Britain's decision to exit the EU, with its likely restrictions on immigration and the free movement of labour, has left us all guessing what the short, medium and long term affects are going to be in Ireland. What we do know for certain, however, is that it poses serious challenges from a macro-economic point of view. At Broadgate Search, however, we also believe that the situation offers some significant opportunities from the point of view of job creation and talent attraction.
The Irish Financial Services sector, in particular looks well placed to benefit from Brexit. There are some questions being asked, I am sure, across both sides of the Irish Sea in regards to London remaining as Europe's financial services hub and the possibility of Ireland replacing the UK as the number one choice for job seekers across Europe. The reality is that we won't know the answers to these questions for some time, until 2018 perhaps.
What is clear, however, is that serious discussions are likely to be had over the coming days and weeks, at the higher echelons of British based Financial Services firms, who have relied on international sources of talent to fill certain roles in their organisations. In this regard, Ireland could well prove to be a more attractive location for such firms to locate their operations. We already have a well established Financial Services sector with a talented and well educated work force and Brexit may well heighten the pull factor for job seekers and employers looking at their options in Europe.
In recent times, the Financial Services sector in Ireland has seen candidate shortages in certain disciplines. Coupled with the ever increasing remit of the European Central Bank from a regulatory perspective, we have seen firms struggle in some cases to fill roles from the local talent pool and, therefore, be forced to look internationally for specific skill sets. Britain leaving the EU could now heighten Ireland's appeal to talented workers looking for high quality roles in Europe with sectors such as Financial Services and Technology likely to gain from a larger pool of candidates.
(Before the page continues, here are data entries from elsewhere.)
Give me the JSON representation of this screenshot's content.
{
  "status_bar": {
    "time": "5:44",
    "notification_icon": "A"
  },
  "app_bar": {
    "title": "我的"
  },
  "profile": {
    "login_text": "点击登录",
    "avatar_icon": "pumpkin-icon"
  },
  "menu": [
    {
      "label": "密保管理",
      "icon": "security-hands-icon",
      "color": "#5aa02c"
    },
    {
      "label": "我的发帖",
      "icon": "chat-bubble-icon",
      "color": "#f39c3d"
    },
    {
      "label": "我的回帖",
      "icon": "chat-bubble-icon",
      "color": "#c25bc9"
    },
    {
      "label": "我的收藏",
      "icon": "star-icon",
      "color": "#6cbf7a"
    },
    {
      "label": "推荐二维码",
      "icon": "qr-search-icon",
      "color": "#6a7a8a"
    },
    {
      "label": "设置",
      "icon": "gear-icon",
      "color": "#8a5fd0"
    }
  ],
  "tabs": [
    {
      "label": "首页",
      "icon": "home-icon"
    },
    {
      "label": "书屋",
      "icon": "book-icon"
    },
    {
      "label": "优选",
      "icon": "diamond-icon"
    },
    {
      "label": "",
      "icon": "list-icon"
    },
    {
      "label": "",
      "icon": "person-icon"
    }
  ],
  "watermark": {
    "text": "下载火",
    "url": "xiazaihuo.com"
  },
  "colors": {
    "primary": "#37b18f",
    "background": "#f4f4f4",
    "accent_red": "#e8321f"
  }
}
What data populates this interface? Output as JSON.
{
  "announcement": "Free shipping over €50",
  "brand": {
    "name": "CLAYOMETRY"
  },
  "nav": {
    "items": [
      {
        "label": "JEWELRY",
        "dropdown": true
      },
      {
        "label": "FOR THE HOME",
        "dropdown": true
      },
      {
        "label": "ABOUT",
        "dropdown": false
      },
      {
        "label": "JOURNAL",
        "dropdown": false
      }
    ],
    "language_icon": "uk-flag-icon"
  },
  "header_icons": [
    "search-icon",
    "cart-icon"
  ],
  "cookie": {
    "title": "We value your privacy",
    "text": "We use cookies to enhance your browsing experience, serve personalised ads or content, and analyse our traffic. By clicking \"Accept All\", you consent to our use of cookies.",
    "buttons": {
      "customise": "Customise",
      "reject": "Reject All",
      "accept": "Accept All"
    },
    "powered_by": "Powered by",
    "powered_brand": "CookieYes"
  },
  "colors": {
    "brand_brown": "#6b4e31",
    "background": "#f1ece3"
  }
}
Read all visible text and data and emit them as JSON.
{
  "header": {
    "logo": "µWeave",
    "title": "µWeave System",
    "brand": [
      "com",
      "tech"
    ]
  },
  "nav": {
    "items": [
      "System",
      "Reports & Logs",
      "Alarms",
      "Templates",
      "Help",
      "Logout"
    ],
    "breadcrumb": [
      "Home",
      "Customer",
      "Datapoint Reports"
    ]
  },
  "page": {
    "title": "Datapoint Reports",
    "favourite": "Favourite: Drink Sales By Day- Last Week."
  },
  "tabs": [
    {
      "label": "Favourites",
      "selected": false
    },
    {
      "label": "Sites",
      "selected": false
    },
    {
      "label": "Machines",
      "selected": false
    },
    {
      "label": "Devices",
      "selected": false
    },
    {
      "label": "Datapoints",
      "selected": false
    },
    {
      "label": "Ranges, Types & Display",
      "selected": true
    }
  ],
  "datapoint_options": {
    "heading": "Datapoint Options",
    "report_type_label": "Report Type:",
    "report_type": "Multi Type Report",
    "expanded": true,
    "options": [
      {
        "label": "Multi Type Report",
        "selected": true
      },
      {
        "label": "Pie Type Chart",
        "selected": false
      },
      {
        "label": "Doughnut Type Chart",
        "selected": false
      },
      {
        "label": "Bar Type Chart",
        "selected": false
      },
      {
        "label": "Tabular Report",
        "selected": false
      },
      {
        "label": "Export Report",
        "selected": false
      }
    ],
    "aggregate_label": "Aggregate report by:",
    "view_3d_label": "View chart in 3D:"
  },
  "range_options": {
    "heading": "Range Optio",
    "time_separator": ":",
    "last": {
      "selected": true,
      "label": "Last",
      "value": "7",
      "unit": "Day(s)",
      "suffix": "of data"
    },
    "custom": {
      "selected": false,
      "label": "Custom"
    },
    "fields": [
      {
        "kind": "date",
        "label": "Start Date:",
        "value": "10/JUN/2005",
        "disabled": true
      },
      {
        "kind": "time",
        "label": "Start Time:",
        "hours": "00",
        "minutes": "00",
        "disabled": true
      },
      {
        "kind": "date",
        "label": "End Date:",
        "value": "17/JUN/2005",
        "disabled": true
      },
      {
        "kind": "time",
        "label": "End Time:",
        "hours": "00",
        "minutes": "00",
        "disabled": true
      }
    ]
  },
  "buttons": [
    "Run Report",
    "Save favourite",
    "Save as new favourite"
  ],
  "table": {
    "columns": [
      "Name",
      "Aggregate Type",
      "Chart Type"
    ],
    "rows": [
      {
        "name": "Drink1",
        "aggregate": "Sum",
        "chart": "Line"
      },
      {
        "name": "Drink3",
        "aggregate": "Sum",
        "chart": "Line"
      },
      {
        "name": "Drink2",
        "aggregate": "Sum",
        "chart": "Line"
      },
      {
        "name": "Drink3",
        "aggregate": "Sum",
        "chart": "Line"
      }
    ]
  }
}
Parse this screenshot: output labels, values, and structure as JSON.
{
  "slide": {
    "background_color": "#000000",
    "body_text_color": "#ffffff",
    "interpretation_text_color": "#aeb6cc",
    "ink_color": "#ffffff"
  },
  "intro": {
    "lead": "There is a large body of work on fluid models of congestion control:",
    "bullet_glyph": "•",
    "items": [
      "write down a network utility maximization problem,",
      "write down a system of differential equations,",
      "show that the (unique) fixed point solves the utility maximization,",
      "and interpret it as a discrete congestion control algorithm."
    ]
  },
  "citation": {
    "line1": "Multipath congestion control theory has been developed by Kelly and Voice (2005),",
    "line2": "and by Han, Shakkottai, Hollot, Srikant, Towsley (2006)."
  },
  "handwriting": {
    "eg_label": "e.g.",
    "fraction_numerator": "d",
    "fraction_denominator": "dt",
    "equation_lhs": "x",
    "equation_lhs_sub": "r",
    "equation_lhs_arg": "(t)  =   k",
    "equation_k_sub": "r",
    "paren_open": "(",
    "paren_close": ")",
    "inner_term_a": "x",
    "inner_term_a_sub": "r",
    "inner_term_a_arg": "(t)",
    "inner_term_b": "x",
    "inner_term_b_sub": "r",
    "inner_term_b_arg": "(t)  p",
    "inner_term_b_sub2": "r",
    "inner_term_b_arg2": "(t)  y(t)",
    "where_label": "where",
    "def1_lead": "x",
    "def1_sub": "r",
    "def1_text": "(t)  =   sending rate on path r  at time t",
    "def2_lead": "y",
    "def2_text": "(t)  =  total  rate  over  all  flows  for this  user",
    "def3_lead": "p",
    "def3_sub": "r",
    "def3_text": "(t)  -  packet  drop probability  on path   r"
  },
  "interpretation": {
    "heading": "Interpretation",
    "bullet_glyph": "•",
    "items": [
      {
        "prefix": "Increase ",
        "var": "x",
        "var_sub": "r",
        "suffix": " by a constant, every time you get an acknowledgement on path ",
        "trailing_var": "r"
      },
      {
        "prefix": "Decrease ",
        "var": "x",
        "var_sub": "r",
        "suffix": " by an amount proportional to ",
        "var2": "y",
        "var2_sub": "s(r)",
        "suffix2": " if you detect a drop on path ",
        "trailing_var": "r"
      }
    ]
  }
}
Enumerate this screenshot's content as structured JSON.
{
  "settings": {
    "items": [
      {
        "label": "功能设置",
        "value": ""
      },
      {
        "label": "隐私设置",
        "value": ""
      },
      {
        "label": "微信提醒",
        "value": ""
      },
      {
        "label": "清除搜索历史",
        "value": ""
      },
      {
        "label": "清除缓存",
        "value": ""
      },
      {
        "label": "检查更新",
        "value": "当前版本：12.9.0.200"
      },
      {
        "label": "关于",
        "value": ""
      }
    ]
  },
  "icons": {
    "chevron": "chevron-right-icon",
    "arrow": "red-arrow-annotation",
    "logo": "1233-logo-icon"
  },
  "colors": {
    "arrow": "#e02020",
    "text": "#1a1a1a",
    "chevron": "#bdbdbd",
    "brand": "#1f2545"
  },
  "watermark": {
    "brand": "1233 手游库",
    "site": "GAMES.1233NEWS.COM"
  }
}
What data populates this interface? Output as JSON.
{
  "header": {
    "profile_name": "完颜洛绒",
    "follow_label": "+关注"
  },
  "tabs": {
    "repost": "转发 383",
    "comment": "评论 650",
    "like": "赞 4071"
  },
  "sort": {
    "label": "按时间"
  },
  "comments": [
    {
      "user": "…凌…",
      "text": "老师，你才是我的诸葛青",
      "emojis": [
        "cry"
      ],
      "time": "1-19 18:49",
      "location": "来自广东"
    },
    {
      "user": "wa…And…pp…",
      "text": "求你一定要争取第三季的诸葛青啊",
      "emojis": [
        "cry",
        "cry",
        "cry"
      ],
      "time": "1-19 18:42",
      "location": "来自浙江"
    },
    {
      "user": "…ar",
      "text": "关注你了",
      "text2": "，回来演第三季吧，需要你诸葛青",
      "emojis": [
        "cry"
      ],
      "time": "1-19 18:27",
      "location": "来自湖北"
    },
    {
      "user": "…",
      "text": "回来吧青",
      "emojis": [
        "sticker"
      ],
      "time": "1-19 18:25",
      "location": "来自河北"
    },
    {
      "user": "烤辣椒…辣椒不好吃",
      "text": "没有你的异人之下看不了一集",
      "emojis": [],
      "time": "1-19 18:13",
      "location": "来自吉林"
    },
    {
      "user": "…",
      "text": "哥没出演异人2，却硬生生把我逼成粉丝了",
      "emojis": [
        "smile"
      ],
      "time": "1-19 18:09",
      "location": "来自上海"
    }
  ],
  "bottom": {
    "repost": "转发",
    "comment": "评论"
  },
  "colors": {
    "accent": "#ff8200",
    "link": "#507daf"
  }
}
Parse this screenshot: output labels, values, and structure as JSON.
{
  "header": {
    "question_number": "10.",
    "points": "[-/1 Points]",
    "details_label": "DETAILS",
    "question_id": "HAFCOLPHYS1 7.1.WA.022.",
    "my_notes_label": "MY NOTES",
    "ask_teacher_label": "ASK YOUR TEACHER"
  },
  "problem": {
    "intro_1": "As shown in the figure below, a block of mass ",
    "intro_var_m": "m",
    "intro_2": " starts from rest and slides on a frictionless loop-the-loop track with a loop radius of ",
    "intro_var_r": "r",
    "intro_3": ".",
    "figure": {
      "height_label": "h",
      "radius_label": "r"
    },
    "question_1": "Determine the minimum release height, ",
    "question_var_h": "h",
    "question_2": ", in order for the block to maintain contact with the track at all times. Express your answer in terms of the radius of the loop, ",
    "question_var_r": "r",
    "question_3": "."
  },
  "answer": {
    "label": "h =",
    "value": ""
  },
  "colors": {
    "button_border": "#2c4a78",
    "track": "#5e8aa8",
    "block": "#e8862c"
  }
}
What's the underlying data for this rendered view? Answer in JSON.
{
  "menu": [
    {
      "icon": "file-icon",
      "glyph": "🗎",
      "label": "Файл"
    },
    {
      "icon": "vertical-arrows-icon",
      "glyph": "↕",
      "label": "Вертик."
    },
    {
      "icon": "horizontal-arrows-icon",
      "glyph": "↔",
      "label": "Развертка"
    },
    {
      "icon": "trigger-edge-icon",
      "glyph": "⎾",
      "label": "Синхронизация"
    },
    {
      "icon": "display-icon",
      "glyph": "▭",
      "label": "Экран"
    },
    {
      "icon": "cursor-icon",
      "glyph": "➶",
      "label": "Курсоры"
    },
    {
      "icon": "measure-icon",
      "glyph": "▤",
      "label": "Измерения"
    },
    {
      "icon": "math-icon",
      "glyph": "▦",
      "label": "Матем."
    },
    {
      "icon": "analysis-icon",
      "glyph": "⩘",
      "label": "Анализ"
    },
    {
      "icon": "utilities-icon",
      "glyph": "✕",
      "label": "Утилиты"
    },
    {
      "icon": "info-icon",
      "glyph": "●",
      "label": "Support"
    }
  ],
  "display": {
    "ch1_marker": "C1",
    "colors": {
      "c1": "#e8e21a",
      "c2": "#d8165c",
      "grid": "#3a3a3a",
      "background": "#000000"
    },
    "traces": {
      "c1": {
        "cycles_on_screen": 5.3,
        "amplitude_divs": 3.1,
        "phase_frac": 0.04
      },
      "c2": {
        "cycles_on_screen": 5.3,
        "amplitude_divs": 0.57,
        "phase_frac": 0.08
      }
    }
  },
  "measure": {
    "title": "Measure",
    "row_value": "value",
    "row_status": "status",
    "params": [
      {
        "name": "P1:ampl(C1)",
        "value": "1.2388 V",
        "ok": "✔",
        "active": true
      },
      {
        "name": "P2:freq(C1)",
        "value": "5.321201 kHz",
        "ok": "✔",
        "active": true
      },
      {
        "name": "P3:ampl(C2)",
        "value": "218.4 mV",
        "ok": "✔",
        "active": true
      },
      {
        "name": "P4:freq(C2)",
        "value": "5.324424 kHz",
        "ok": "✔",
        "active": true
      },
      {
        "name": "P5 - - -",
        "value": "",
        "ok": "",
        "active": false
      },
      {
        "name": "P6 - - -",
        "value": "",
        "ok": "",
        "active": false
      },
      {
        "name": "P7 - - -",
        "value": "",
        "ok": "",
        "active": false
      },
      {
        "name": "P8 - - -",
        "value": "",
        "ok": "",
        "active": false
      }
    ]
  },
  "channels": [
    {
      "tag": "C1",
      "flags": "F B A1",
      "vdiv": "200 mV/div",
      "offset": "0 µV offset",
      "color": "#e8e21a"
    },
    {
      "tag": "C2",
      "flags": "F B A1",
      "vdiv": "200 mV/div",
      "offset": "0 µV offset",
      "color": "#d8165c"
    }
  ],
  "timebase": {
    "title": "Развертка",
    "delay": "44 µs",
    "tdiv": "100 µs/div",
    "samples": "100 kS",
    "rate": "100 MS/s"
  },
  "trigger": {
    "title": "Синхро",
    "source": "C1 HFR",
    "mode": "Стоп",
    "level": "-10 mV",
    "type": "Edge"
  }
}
This would be a welcome boost to the Financial Services sector as a whole and to Ireland's fast growing Fintech industry.
Amidst all the uncertainty, certain factors remain true. One such point is the presence of British firms in Ireland, particularly in the Financial Services sector. A clear opportunity for Ireland Inc. is to attract more roles roles from London to be based in Ireland due to the constraints that may be placed on Britain in regards to international talent attraction and passporting rights. The European regulatory regime may restrict such firms access to European markets from the UK making Ireland a logical destination. From the point of view of foreign direct investment, the fact that Ireland will be the only English speaking country remaining in the EU could be a defining factor for International Financial Services firms when making their decision of where to locate their operations; all our eyes will surely be on the IDA over the coming months with this in mind.
It is important, however, to temper any positivity with a good dose of caution. Ireland has a long and well established trading and economic link to the UK; 18.5% of Irish GDP is accounted for by the UK export market. Indigenous firms, therefore, whose main market is the UK, could suffer from Brexit and may well decide to relocate their operations the other way. Brexit may also be viewed in a different light by the asset management sector in the UK and Ireland for whom tighter European regulations such as MiFID II and AIFMD pose serious challenges.
Much depends, therefore, on how trade negotiations between the UK and Europe work out over the coming months. Dependant on the result of these negotiations, a situation may well arise where Britain has little or no influence on the development and enforcement of European regulations and directives. Firms, therefore, who operate across multiple jurisdictions may not view it as viable to have certain functions and roles located in the UK. Passporting restrictions will be a key factor for such firms when considering where they base their operations with Ireland a possible destination.
In summary there are too many uncertainties in regards to the impact that Brexit will have on the jobs market and movement of talent in Ireland to make an accurate prediction. This won't become clear until Britain decides what type of Brexit they intend to effect. Most experts seem to believe that the negatives outweigh the positives, however, there does seem to be room for optimism in regards to how Ireland could benefit from the situation in regards to job creation and attracting talented individuals to our shores.
Please contact one of our specialist consultants to discuss what these recent developments mean to you.